The result is an incredibly stylish and sharp look into the lifestyles of the 1950s, what it meant to be a housewife at that time, and the extent to which people went to achieve the American Dream. Well, hopefully it didn’t involve this much blood, but that’s what makes the comic so much fun!
Joëlle Jones & Jamie S. Rich (W), Joëlle Jones & Laura Allred (A) • Dark Horse Comics, $17.99
– Tyler Chin-Tanner
In the early 1990s, Neil Gaiman (Sandman) and Mark Buckingham (Fables) picked up the reins of Miracleman from ‘The Original Writer’ and John Totleben. Taking over at issue #17, the plan was to produce three unique six-issue story arcs: The Golden Age, The Silver Age, and The Dark Age. Unfortunately, in 1994, just eight issues into their run, Eclipse Comics folded and the story was never completed.
Ensuing legal issues over the ownership of Miracleman were finally settled, and in 2013 Marvel Comics purchased the rights to the character. Now this dream team of comics creators is back in action and breathing new life into the series. The plan is to remaster the original eight books and release them with new work by D’Israeli and Todd Klein – the series’ original colorist and letterer – and then to carry on the story through all 18 issues. Each issue will also feature behind-the-scenes bonus material, including concept sketches and script pages.
Run, don’t walk, to your local comics shop and add Miracleman to your pull list.
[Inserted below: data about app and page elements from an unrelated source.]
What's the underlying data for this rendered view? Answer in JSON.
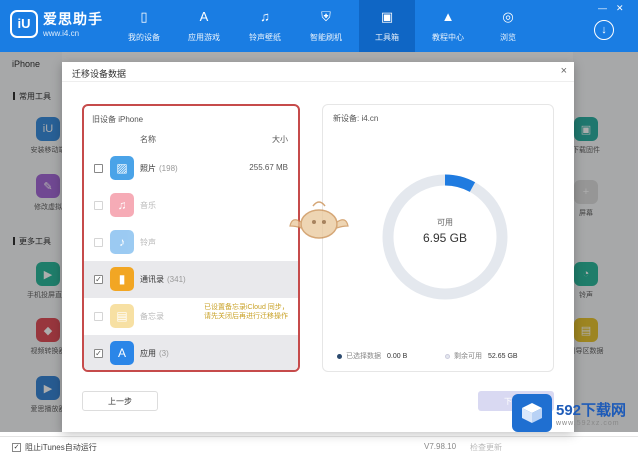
{
  "app": {
    "logo_mark": "iU",
    "name": "爱思助手",
    "url": "www.i4.cn",
    "nav": [
      {
        "label": "我的设备",
        "icon": "phone-icon",
        "glyph": "▯"
      },
      {
        "label": "应用游戏",
        "icon": "appstore-icon",
        "glyph": "A"
      },
      {
        "label": "铃声壁纸",
        "icon": "wallpaper-icon",
        "glyph": "♫"
      },
      {
        "label": "智能刷机",
        "icon": "shield-icon",
        "glyph": "⛨"
      },
      {
        "label": "工具箱",
        "icon": "toolbox-icon",
        "glyph": "▣"
      },
      {
        "label": "教程中心",
        "icon": "graduation-cap-icon",
        "glyph": "▲"
      },
      {
        "label": "浏览",
        "icon": "compass-icon",
        "glyph": "◎"
      }
    ],
    "active_tab": "工具箱",
    "accent_color": "#1a7de3"
  },
  "background": {
    "device_label": "iPhone",
    "sections": [
      "常用工具",
      "更多工具"
    ],
    "left_tools": [
      {
        "label": "安装移动端",
        "color": "#3b8ede",
        "icon": "mobile-install-icon",
        "glyph": "iU"
      },
      {
        "label": "修改虚拟",
        "color": "#a66ad8",
        "icon": "edit-icon",
        "glyph": "✎"
      },
      {
        "label": "手机投屏直播",
        "color": "#2fb89c",
        "icon": "cast-icon",
        "glyph": "▶"
      },
      {
        "label": "视频转换器",
        "color": "#e0505a",
        "icon": "video-convert-icon",
        "glyph": "◆"
      },
      {
        "label": "爱思播放器",
        "color": "#3a86d6",
        "icon": "player-icon",
        "glyph": "▶"
      }
    ],
    "right_tools": [
      {
        "label": "下载固件",
        "color": "#2fb0a3",
        "icon": "firmware-icon",
        "glyph": "▣"
      },
      {
        "label": "屏幕",
        "color": "#dddddd",
        "icon": "screen-icon",
        "glyph": "+"
      },
      {
        "label": "铃声",
        "color": "#2fb89c",
        "icon": "ringtone-icon",
        "glyph": "◔"
      },
      {
        "label": "引导区数据",
        "color": "#e8c531",
        "icon": "boot-data-icon",
        "glyph": "▤"
      }
    ]
  },
  "dialog": {
    "title": "迁移设备数据",
    "close": "×",
    "source_label": "旧设备 iPhone",
    "col_name": "名称",
    "col_size": "大小",
    "rows": [
      {
        "name": "照片",
        "count": "(198)",
        "size": "255.67 MB",
        "checked": false,
        "selected": false,
        "faded": false,
        "color": "#4aa3e8",
        "icon": "photos-icon",
        "glyph": "▨",
        "note": ""
      },
      {
        "name": "音乐",
        "count": "",
        "size": "",
        "checked": false,
        "selected": false,
        "faded": true,
        "color": "#ef5a6f",
        "icon": "music-icon",
        "glyph": "♫",
        "note": ""
      },
      {
        "name": "铃声",
        "count": "",
        "size": "",
        "checked": false,
        "selected": false,
        "faded": true,
        "color": "#3a97e6",
        "icon": "bell-icon",
        "glyph": "♪",
        "note": ""
      },
      {
        "name": "通讯录",
        "count": "(341)",
        "size": "",
        "checked": true,
        "selected": true,
        "faded": false,
        "color": "#f2a623",
        "icon": "contacts-icon",
        "glyph": "▮",
        "note": ""
      },
      {
        "name": "备忘录",
        "count": "",
        "size": "",
        "checked": false,
        "selected": false,
        "faded": true,
        "color": "#f1c24a",
        "icon": "notes-icon",
        "glyph": "▤",
        "note": "已设置备忘录iCloud 同步，请先关闭后再进行迁移操作"
      },
      {
        "name": "应用",
        "count": "(3)",
        "size": "",
        "checked": true,
        "selected": true,
        "faded": false,
        "color": "#2b86e8",
        "icon": "appstore-icon",
        "glyph": "A",
        "note": ""
      }
    ],
    "dest_label": "新设备: i4.cn",
    "storage": {
      "label": "可用",
      "value": "6.95 GB",
      "used_fraction": 0.08
    },
    "legend": [
      {
        "label": "已选择数据",
        "value": "0.00 B",
        "color": "#2c4a6e"
      },
      {
        "label": "剩余可用",
        "value": "52.65 GB",
        "color": "#e4e8ee"
      }
    ],
    "prev_button": "上一步",
    "next_button": "下一步"
  },
  "bottom": {
    "itunes_check": "✓",
    "itunes_label": "阻止iTunes自动运行",
    "version": "V7.98.10",
    "check_update": "检查更新"
  },
  "watermark": {
    "brand": "592下载网",
    "domain": "www.592xz.com"
  }
}
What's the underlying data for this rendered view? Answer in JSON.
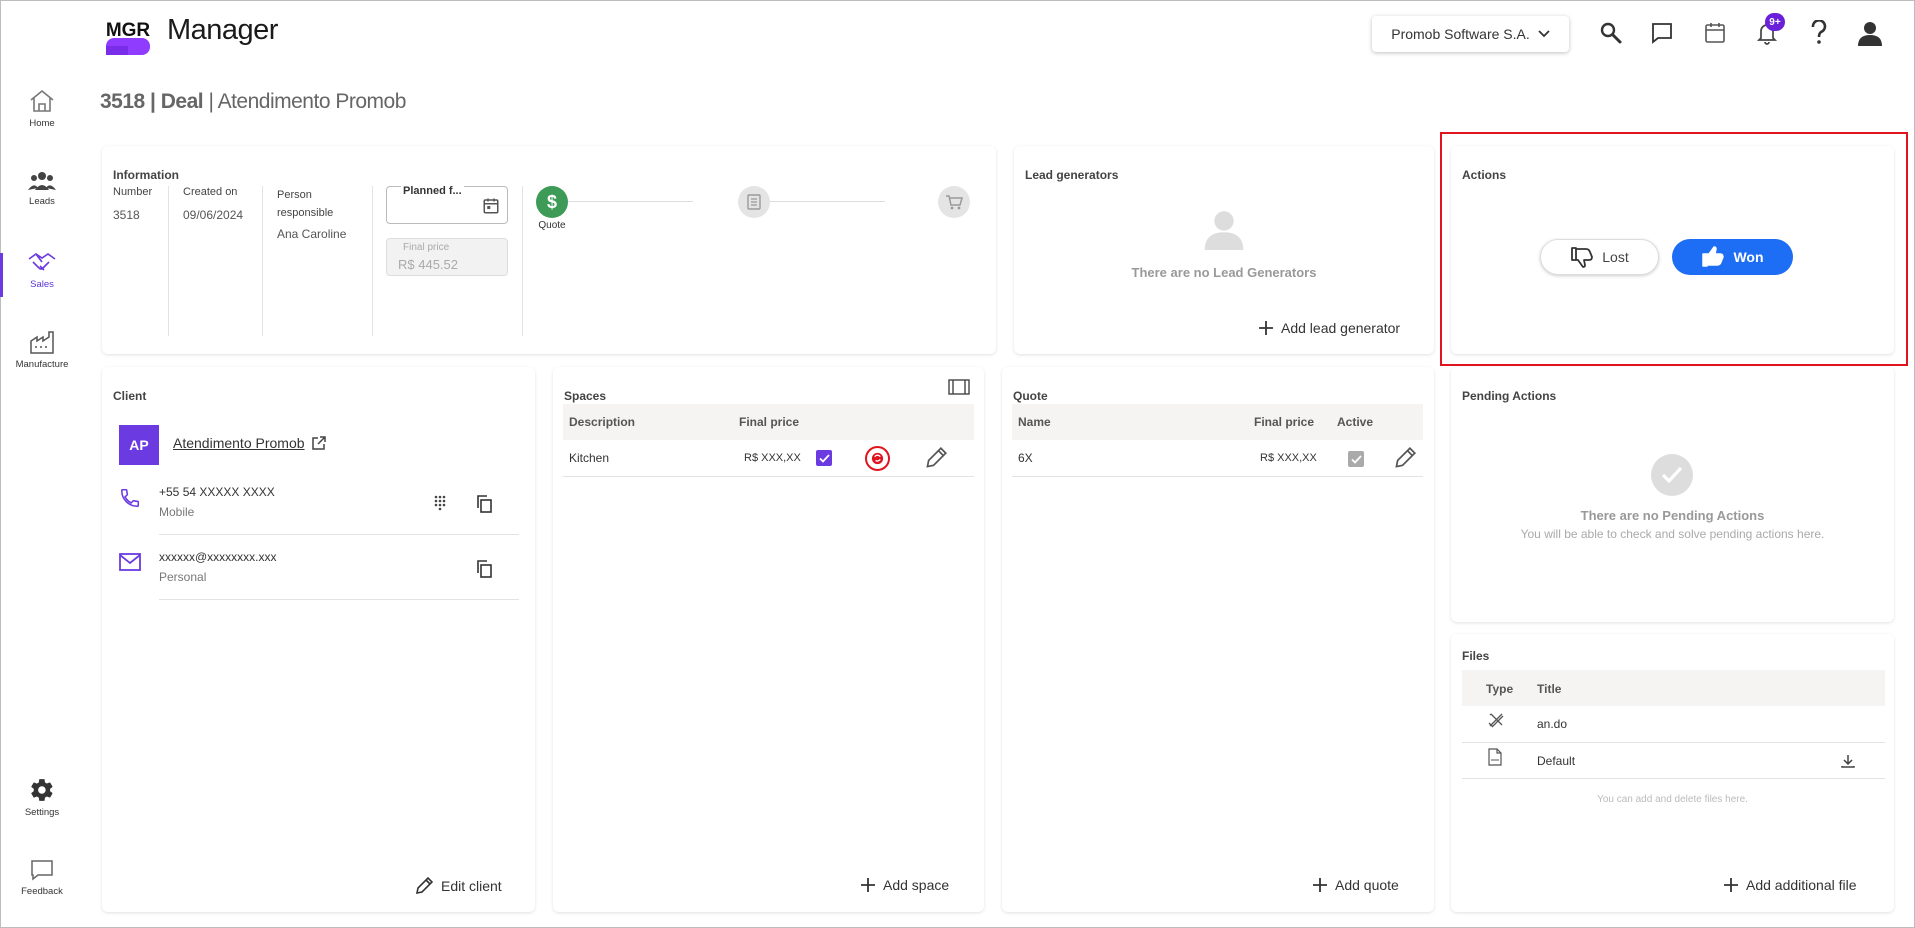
{
  "app": {
    "logo_text": "MGR",
    "title": "Manager"
  },
  "company_select": {
    "value": "Promob Software S.A."
  },
  "notifications": {
    "badge": "9+"
  },
  "sidebar": {
    "items": [
      {
        "label": "Home",
        "icon": "home-icon"
      },
      {
        "label": "Leads",
        "icon": "people-icon"
      },
      {
        "label": "Sales",
        "icon": "handshake-icon"
      },
      {
        "label": "Manufacture",
        "icon": "factory-icon"
      },
      {
        "label": "Settings",
        "icon": "gear-icon"
      },
      {
        "label": "Feedback",
        "icon": "chat-bubble-icon"
      }
    ]
  },
  "page": {
    "number": "3518",
    "type": "Deal",
    "name": "Atendimento Promob"
  },
  "information": {
    "title": "Information",
    "number_label": "Number",
    "number": "3518",
    "created_label": "Created on",
    "created": "09/06/2024",
    "person_label": "Person responsible",
    "person": "Ana Caroline",
    "planned_label": "Planned f...",
    "final_price_label": "Final price",
    "final_price": "R$ 445.52",
    "stage_label": "Quote"
  },
  "lead_generators": {
    "title": "Lead generators",
    "empty": "There are no Lead Generators",
    "add_label": "Add lead generator"
  },
  "actions": {
    "title": "Actions",
    "lost_label": "Lost",
    "won_label": "Won"
  },
  "client": {
    "title": "Client",
    "initials": "AP",
    "name": "Atendimento Promob",
    "phone": "+55 54 XXXXX XXXX",
    "phone_type": "Mobile",
    "email": "xxxxxx@xxxxxxxx.xxx",
    "email_type": "Personal",
    "edit_label": "Edit client"
  },
  "spaces": {
    "title": "Spaces",
    "columns": [
      "Description",
      "Final price"
    ],
    "rows": [
      {
        "description": "Kitchen",
        "price": "R$ XXX,XX"
      }
    ],
    "add_label": "Add space"
  },
  "quote": {
    "title": "Quote",
    "columns": [
      "Name",
      "Final price",
      "Active"
    ],
    "rows": [
      {
        "name": "6X",
        "price": "R$ XXX,XX"
      }
    ],
    "add_label": "Add quote"
  },
  "pending": {
    "title": "Pending Actions",
    "empty": "There are no Pending Actions",
    "sub": "You will be able to check and solve pending actions here."
  },
  "files": {
    "title": "Files",
    "columns": [
      "Type",
      "Title"
    ],
    "rows": [
      {
        "title": "an.do",
        "icon": "pencil-ruler-icon"
      },
      {
        "title": "Default",
        "icon": "pdf-file-icon"
      }
    ],
    "note": "You can add and delete files here.",
    "add_label": "Add additional file"
  },
  "colors": {
    "accent": "#6b3ae0",
    "won": "#1d6ef5",
    "highlight": "#e0141e",
    "success": "#3d9b57"
  }
}
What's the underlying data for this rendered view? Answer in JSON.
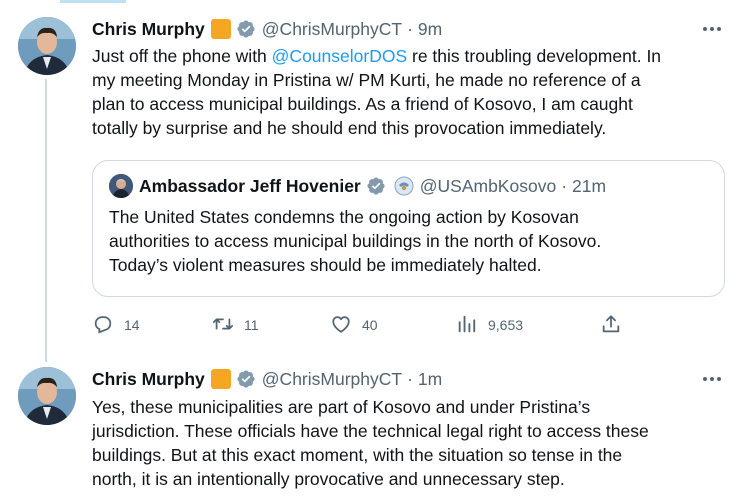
{
  "tweets": [
    {
      "name": "Chris Murphy",
      "handle": "@ChrisMurphyCT",
      "separator": "·",
      "time": "9m",
      "text_lines": [
        [
          "Just off the phone with ",
          "@CounselorDOS",
          " re this troubling development. In"
        ],
        "my meeting Monday in Pristina w/ PM Kurti, he made no reference of a",
        "plan to access municipal buildings. As a friend of Kosovo, I am caught",
        "totally by surprise and he should end this provocation immediately."
      ],
      "quote": {
        "name": "Ambassador Jeff Hovenier",
        "handle": "@USAmbKosovo",
        "separator": "·",
        "time": "21m",
        "text_lines": [
          "The United States condemns the ongoing action by Kosovan",
          "authorities to access municipal buildings in the north of Kosovo.",
          "Today’s violent measures should be immediately halted."
        ]
      },
      "actions": {
        "replies": "14",
        "retweets": "11",
        "likes": "40",
        "views": "9,653"
      }
    },
    {
      "name": "Chris Murphy",
      "handle": "@ChrisMurphyCT",
      "separator": "·",
      "time": "1m",
      "text_lines": [
        "Yes, these municipalities are part of Kosovo and under Pristina’s",
        "jurisdiction. These officials have the technical legal right to access these",
        "buildings. But at this exact moment, with the situation so tense in the",
        "north, it is an intentionally provocative and unnecessary step."
      ]
    }
  ],
  "icons": {
    "more": "more-horizontal-icon",
    "verified": "verified-badge-icon",
    "org_badge": "organization-badge-icon",
    "government": "government-affiliation-icon",
    "reply": "reply-icon",
    "retweet": "retweet-icon",
    "like": "heart-icon",
    "views": "views-chart-icon",
    "share": "share-icon"
  },
  "colors": {
    "link": "#1d9bf0",
    "muted": "#536471",
    "text": "#0f1419",
    "org_badge": "#f5a623",
    "verified_badge": "#829aab",
    "border": "#cfd9de"
  }
}
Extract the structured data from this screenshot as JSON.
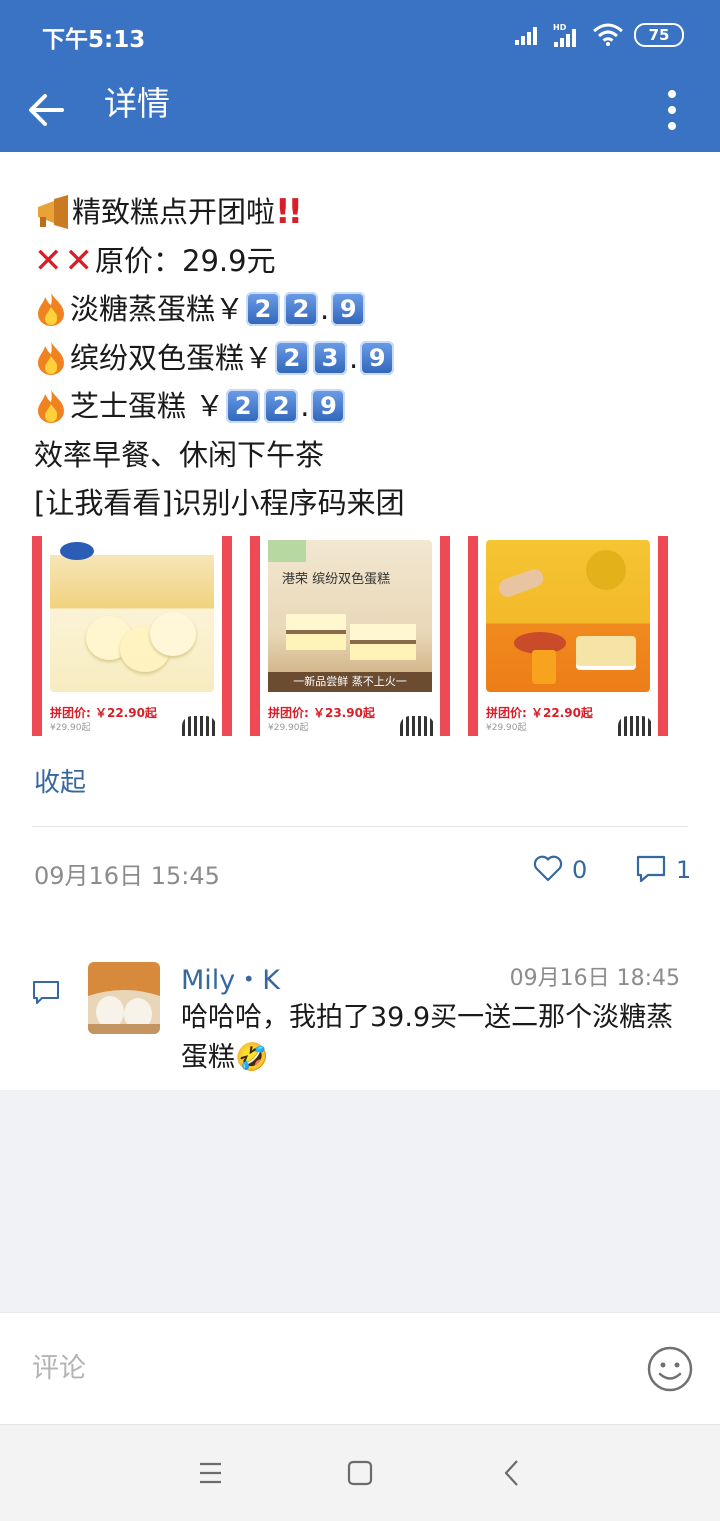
{
  "status_bar": {
    "time": "下午5:13",
    "battery": "75"
  },
  "app_bar": {
    "title": "详情"
  },
  "post": {
    "lines": {
      "l1": "精致糕点开团啦",
      "l2_text": "原价：29.9元",
      "l3_name": "淡糖蒸蛋糕",
      "l3_price": [
        "2",
        "2",
        "9"
      ],
      "l4_name": "缤纷双色蛋糕",
      "l4_price": [
        "2",
        "3",
        "9"
      ],
      "l5_name": "芝士蛋糕 ",
      "l5_price": [
        "2",
        "2",
        "9"
      ],
      "l6": "效率早餐、休闲下午茶",
      "l7": "[让我看看]识别小程序码来团"
    },
    "currency": "￥",
    "dot": ".",
    "thumbnails": [
      {
        "price": "拼团价: ￥22.90起",
        "orig": "¥29.90起"
      },
      {
        "price": "拼团价: ￥23.90起",
        "orig": "¥29.90起",
        "banner_top": "港荣  缤纷双色蛋糕",
        "banner_bottom": "一新品尝鲜 蒸不上火一"
      },
      {
        "price": "拼团价: ￥22.90起",
        "orig": "¥29.90起"
      }
    ],
    "collapse_label": "收起",
    "time": "09月16日 15:45",
    "likes": "0",
    "comments": "1"
  },
  "comment": {
    "name": "Mily・K",
    "time": "09月16日 18:45",
    "text": "哈哈哈，我拍了39.9买一送二那个淡糖蒸蛋糕🤣"
  },
  "input": {
    "placeholder": "评论"
  },
  "colors": {
    "primary": "#3a73c4",
    "link": "#36689f",
    "accent_red": "#d81e28"
  }
}
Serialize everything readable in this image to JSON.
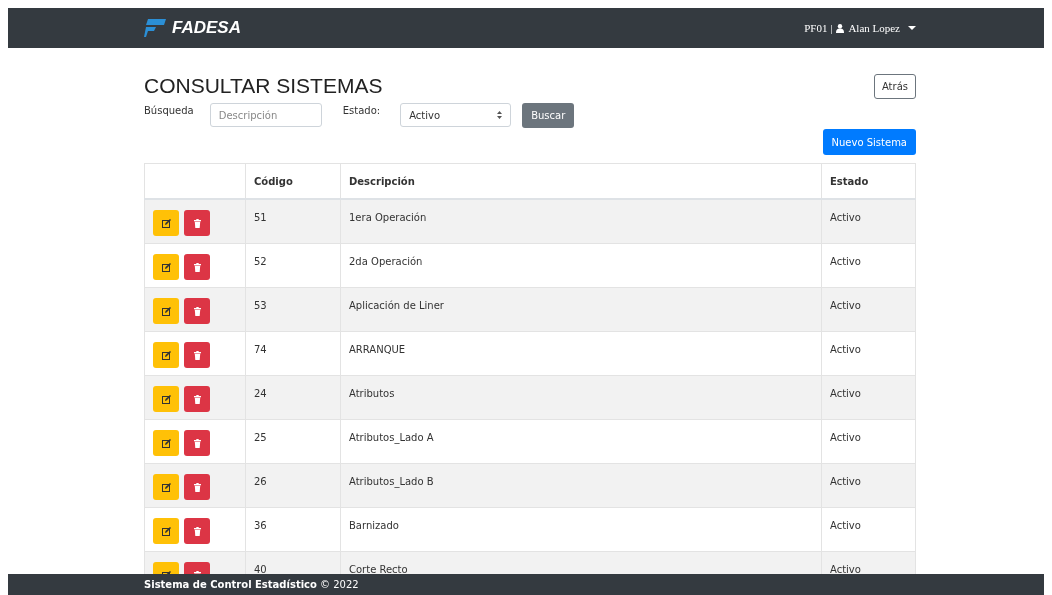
{
  "navbar": {
    "brand": "FADESA",
    "user_code": "PF01 |",
    "user_name": "Alan Lopez"
  },
  "page": {
    "title": "CONSULTAR SISTEMAS",
    "back_button": "Atrás",
    "new_button": "Nuevo Sistema"
  },
  "filters": {
    "search_label": "Búsqueda",
    "search_placeholder": "Descripción",
    "status_label": "Estado:",
    "status_value": "Activo",
    "search_button": "Buscar"
  },
  "table": {
    "columns": [
      "",
      "Código",
      "Descripción",
      "Estado"
    ],
    "rows": [
      {
        "code": "51",
        "description": "1era Operación",
        "status": "Activo"
      },
      {
        "code": "52",
        "description": "2da Operación",
        "status": "Activo"
      },
      {
        "code": "53",
        "description": "Aplicación de Liner",
        "status": "Activo"
      },
      {
        "code": "74",
        "description": "ARRANQUE",
        "status": "Activo"
      },
      {
        "code": "24",
        "description": "Atributos",
        "status": "Activo"
      },
      {
        "code": "25",
        "description": "Atributos_Lado A",
        "status": "Activo"
      },
      {
        "code": "26",
        "description": "Atributos_Lado B",
        "status": "Activo"
      },
      {
        "code": "36",
        "description": "Barnizado",
        "status": "Activo"
      },
      {
        "code": "40",
        "description": "Corte Recto",
        "status": "Activo"
      }
    ]
  },
  "footer": "**Sistema de Control Estadístico** © 2022"
}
The stunning imagery will give the most devoted art junkies their fix of the year, and story hounds will find the cunningly crafted scripts to be equal parts challenge and delight.
Neil Gaiman (W), Mark Buckingham (A), D’Israeli (Colors), Todd Klein (Letters), Marvel Comics • $4.99